Another thing lead time and cycle time have in common is the relationship between effort and result. You need to remember that not all effort directly translates to output. And the values of your lead and cycle times are accurate representations of the amount of effort your team puts in vs the output they get.
So while being busy is good, productivity is even better. This means that the best way of measuring effectiveness and success is productivity, not effort.
The starting point is one of the noticeable differences when comparing lead time vs cycle time. You start measuring lead time from when an order first enters your workflow or system until you finish or deliver it. While with cycle time, you start the timer when one of your staff begins working on it or when the status changes to “In Progress.”
The other major difference between cycle and lead time is the information you get. Lead time gives you a picture of your entire customer demand fulfillment process. Meanwhile, cycle time gives you an overview of the production process times of adding value to a product or request.
Another difference is that lead times will help you offer your customers realistic time targets or expectations. Moreover, if you get a stable lead time, you can better predict your product delivery lead times. While cycle time helps you identify areas of idle time in your production process or progress limits.
Lead time helps you identify how many tasks are in the queue and how much time you need to clear them. While cycle time helps you narrow down areas that can maximize efficiency.
What’s more, if you want to find how efficient your systems are, then you should focus on lead time. That’s because lead time refers to the duration that’s already passed. While cycle time is about the time it takes.
How to Calculate Lead Time vs Cycle Time in Kanban
With product management software like Tara, it’s very easy to calculate and compare lead time vs cycle time. That’s because these tools already track most of the tasks for you. So you can dig deeper into the insights to understand how much time your team takes to complete and ship new releases.
One of the best tools for calculating lead and cycle times is the Cumulative Flow Diagram (CFD). Basically, a CFD is a chart that helps you map the progress of project items onto a graph (featured below).
Work-in-progress items are on the Y-axis, while the X-axis shows the time. You’ll also find many CFD sections representative of a single column in a Kanban board.

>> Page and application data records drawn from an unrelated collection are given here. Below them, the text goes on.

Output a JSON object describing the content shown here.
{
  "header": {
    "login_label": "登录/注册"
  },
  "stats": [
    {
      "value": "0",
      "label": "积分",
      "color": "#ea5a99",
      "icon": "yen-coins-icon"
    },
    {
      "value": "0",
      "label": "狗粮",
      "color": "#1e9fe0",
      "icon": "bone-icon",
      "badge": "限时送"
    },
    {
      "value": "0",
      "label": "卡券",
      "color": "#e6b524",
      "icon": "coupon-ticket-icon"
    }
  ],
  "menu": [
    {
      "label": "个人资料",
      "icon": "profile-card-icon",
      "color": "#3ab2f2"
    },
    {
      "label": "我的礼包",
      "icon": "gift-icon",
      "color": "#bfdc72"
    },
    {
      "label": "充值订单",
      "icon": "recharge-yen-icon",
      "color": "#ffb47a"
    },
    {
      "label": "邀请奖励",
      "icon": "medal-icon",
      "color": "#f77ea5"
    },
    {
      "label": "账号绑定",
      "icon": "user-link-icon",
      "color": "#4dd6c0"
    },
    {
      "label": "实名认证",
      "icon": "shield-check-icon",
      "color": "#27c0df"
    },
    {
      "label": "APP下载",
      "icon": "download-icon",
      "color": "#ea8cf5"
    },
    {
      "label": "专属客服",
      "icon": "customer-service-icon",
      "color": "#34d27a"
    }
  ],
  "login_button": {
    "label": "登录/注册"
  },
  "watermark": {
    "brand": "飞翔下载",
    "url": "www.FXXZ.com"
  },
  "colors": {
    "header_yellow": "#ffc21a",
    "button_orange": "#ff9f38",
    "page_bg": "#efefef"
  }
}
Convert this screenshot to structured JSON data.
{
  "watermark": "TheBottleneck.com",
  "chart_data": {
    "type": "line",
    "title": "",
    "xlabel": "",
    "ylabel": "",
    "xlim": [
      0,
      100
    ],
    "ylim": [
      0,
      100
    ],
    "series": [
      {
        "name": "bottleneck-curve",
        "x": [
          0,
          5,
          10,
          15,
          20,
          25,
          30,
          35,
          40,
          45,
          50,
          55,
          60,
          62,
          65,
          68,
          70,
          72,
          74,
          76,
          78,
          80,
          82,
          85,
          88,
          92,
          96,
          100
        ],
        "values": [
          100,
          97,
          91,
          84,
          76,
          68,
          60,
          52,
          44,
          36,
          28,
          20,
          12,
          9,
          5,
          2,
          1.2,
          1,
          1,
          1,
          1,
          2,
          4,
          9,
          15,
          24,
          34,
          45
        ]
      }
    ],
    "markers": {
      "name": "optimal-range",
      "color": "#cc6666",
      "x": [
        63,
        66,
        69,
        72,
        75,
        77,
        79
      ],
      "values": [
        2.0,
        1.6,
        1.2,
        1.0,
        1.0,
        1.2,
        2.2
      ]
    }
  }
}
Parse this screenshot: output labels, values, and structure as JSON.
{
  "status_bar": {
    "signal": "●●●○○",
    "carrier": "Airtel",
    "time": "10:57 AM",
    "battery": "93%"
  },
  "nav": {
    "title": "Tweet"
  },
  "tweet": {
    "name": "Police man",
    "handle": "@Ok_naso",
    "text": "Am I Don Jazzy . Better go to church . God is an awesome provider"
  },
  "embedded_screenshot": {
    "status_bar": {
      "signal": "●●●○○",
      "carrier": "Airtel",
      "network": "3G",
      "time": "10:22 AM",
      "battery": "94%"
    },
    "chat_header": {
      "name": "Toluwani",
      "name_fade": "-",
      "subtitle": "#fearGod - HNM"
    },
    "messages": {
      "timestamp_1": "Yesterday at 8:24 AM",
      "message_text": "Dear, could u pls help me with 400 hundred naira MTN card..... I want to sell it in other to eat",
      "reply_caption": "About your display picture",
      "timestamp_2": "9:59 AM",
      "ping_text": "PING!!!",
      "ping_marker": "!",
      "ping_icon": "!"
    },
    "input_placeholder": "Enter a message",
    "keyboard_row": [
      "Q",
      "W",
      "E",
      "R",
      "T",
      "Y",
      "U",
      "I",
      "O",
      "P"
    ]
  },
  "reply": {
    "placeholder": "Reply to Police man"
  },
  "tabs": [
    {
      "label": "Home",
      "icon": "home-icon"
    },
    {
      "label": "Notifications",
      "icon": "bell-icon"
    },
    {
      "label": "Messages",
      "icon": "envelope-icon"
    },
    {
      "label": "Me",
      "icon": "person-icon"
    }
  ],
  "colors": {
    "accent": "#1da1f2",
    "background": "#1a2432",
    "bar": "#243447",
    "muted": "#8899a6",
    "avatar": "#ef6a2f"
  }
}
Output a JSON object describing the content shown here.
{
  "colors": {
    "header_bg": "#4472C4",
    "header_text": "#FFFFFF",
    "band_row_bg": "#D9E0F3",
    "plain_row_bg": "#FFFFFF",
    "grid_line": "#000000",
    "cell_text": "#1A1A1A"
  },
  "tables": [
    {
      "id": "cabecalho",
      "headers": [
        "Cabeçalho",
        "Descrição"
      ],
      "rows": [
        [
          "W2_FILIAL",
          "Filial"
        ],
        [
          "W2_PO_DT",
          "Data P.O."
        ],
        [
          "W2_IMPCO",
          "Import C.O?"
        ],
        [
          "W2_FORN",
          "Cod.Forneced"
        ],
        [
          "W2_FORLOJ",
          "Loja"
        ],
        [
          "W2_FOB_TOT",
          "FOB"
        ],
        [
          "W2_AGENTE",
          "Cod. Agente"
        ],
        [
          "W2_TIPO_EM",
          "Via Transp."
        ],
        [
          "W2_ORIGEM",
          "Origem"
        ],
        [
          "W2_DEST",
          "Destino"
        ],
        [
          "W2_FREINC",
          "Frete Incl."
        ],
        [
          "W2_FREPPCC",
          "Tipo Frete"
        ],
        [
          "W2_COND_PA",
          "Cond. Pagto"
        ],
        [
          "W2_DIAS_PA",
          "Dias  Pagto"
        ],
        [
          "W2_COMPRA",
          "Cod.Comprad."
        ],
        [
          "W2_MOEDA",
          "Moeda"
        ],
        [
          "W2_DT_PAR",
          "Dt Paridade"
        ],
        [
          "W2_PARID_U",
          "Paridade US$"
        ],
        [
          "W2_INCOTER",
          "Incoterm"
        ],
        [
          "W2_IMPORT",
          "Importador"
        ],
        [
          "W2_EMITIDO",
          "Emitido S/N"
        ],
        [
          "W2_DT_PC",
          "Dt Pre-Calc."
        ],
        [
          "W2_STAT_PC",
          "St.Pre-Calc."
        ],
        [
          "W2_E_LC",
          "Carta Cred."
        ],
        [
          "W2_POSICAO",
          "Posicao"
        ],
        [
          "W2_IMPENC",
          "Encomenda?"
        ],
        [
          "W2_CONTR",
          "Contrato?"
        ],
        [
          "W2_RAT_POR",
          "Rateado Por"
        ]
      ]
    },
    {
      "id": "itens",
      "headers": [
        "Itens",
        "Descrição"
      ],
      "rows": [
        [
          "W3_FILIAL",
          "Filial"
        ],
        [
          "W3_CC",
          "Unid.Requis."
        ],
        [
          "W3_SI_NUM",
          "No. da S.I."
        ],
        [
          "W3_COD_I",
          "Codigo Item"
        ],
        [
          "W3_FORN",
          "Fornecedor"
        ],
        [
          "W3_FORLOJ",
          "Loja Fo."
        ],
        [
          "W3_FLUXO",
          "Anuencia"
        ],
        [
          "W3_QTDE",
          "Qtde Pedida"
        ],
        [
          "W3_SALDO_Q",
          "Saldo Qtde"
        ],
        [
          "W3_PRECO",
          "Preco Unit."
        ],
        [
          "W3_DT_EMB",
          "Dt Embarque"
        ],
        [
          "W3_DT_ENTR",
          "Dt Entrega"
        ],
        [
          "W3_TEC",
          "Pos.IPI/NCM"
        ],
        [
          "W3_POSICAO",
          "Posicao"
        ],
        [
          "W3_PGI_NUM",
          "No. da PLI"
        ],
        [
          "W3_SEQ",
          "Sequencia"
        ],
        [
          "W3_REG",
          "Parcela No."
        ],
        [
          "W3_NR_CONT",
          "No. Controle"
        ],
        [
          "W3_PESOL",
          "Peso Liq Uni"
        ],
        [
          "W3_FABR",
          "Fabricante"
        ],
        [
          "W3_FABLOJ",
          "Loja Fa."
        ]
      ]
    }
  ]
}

Three of the most basic board columns are “To Do,” “In-progress,” and “Done.” Of course, you can add as many columns as your workflow demands.
So how do you calculate lead and cycle time?
- Calculating lead time. Translate historical data from the starting point to the endpoint. That is, after an item enters your systems until its delivered. The time spent from historical data is the accurate lead time.
- Calculating cycle time. To measure cycle time, you need to adjust the CFD to become a cycle time chart, i.e., to measure tasks in progress. What’s more, cycle time is calculated in time per single unit.
With the Cumulate Flow Diagram (CFD), it’s easy to calculate the average lead time vs cycle time for a specific duration. After getting this information, it’ll be much easier to understand and track workflow changes.
A general rule of thumb is to reduce lead and cycle time to beat your competitors. That involves cutting costs and improving inefficient processes and productivity.
By now, you should have a pretty good idea of what lead and cycle times are. To recap: lead time refers to the average time frame from when a customer makes an order to when you deliver. While cycle time refers to the time when one of your staff members begins to add value to a product or request until its completion.
The two time measurement metrics have a lot in common, but they’re used for different reasons. If you want to improve your business, then comparing lead time vs cycle time will help you find the necessary gaps that you need to fill. And if you want to beat the competition and keep your customers happy, you’ll need to shrink the entire lead time.